"I'm not yours anymore, Yuushi. You gave me up when you left three years ago. And I know it was what you wanted... when I saw you on TV, I realized, and I... well, I'll never understand, but I've forgiven you." Oshitari wondered when his selfish, bitchy, whiny little Gakuto had grown up, but he didn't know what to do besides nod.
"I still love you."
Gakuto smiled and nodded, leaning forward again to kiss him on the cheek. "Go win the world. I'll be watching you."
Oshitari was trying to think of some sort of response when Gakuto started, stiffened suddenly, glancing back at the house frantically, as if he could hear some noise that Oshitari couldn't. When he turned back to Oshitari, he was obviously trying to hide the panic in his eyes. "He'll be wanting me. Go, he'll be angry if he sees you. I love you, Yuushi, okay?" He made the hand-mouth gesture again suddenly, as if he hadn't meant to say that, but then softened into a smile. "I do. Goodbye, and good luck." And with that, he turned, darted back into the house, and there was a terrible finality in the sound of the paper door sliding shut behind him.
He can remember it in full, brilliant colour, as if it were yesterday. It was mid-May, a Sunday, their third year of middle school; everything was in full bloom. Hand wound in his, Gakuto dragged him in amongst the flowers, the colours, the life. It was easy then, holding him close, kissing him, calling him his own.

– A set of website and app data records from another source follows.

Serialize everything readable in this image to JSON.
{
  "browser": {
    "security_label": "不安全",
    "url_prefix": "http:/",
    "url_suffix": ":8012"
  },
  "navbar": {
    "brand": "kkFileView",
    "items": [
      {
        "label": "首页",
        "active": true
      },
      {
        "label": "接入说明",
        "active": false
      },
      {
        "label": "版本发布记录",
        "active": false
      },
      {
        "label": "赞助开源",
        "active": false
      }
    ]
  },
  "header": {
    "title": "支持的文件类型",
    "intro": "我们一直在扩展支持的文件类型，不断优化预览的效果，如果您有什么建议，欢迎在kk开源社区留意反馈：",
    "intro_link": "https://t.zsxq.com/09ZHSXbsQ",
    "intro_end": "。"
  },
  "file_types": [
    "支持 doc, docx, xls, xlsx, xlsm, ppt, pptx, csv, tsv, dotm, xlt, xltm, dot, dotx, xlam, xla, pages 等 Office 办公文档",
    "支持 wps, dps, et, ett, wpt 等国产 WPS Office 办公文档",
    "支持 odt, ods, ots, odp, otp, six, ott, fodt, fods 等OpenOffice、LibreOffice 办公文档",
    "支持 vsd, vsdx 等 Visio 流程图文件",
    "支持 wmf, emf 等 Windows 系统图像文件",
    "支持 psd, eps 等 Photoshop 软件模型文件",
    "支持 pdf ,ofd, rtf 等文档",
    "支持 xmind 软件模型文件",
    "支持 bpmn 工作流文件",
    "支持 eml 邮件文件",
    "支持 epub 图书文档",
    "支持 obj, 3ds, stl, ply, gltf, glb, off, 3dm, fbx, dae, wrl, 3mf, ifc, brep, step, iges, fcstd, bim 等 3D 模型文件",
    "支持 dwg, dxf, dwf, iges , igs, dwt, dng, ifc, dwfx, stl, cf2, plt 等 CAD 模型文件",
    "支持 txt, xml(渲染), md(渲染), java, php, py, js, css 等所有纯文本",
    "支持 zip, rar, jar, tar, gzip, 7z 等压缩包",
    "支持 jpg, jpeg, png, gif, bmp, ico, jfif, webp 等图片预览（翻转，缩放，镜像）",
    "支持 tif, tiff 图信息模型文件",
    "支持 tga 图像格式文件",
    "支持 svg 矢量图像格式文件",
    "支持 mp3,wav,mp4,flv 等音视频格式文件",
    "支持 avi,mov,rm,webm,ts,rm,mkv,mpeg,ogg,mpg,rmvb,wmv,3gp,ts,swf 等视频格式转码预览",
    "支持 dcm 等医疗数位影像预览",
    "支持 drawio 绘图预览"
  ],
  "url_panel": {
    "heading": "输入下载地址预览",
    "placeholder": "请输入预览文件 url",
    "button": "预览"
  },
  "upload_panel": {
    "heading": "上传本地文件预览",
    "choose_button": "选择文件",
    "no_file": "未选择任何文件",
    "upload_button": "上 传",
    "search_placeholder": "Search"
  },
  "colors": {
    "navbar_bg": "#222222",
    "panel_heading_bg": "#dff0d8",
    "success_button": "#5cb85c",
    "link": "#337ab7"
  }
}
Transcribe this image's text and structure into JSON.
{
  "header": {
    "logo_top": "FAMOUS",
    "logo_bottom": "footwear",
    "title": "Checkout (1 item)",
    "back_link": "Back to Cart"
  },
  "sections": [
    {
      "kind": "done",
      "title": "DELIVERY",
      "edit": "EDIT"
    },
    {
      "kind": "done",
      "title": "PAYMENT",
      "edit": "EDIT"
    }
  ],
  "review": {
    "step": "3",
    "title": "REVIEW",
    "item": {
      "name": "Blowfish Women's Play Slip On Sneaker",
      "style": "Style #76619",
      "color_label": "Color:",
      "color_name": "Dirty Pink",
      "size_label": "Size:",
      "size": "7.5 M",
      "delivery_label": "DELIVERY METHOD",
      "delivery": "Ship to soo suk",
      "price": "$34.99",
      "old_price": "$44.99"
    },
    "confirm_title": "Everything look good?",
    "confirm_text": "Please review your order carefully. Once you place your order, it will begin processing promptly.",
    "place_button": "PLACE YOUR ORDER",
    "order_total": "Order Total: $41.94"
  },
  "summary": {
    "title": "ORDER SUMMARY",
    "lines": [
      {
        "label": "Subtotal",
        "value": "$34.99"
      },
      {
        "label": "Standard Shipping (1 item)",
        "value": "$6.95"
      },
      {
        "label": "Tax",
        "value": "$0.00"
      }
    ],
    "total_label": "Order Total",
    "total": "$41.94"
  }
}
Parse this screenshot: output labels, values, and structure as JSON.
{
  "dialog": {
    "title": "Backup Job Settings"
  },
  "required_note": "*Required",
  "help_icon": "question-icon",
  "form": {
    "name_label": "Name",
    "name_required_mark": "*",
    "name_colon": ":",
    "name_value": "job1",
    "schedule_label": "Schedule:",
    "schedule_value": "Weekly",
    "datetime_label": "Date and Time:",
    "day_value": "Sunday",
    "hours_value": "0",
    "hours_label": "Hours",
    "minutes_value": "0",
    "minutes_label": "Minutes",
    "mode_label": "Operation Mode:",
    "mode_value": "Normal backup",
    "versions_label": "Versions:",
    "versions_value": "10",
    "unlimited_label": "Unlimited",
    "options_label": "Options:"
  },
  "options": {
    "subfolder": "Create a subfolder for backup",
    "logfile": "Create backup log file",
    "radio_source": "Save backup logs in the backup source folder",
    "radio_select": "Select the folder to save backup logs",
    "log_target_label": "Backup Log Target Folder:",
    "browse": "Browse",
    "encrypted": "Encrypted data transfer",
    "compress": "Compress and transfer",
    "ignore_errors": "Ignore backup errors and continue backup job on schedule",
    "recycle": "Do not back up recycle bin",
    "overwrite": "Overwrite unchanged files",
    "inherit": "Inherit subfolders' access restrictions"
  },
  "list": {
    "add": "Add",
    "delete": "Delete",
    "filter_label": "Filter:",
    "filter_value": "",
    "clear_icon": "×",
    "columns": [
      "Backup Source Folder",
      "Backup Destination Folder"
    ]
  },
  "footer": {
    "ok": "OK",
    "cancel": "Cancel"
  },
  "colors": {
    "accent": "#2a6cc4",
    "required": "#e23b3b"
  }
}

He can remember it, yes, but he tries his hardest not to, because it makes the dull, faded hue of the flowers he's surrounded by now that much easier to bear.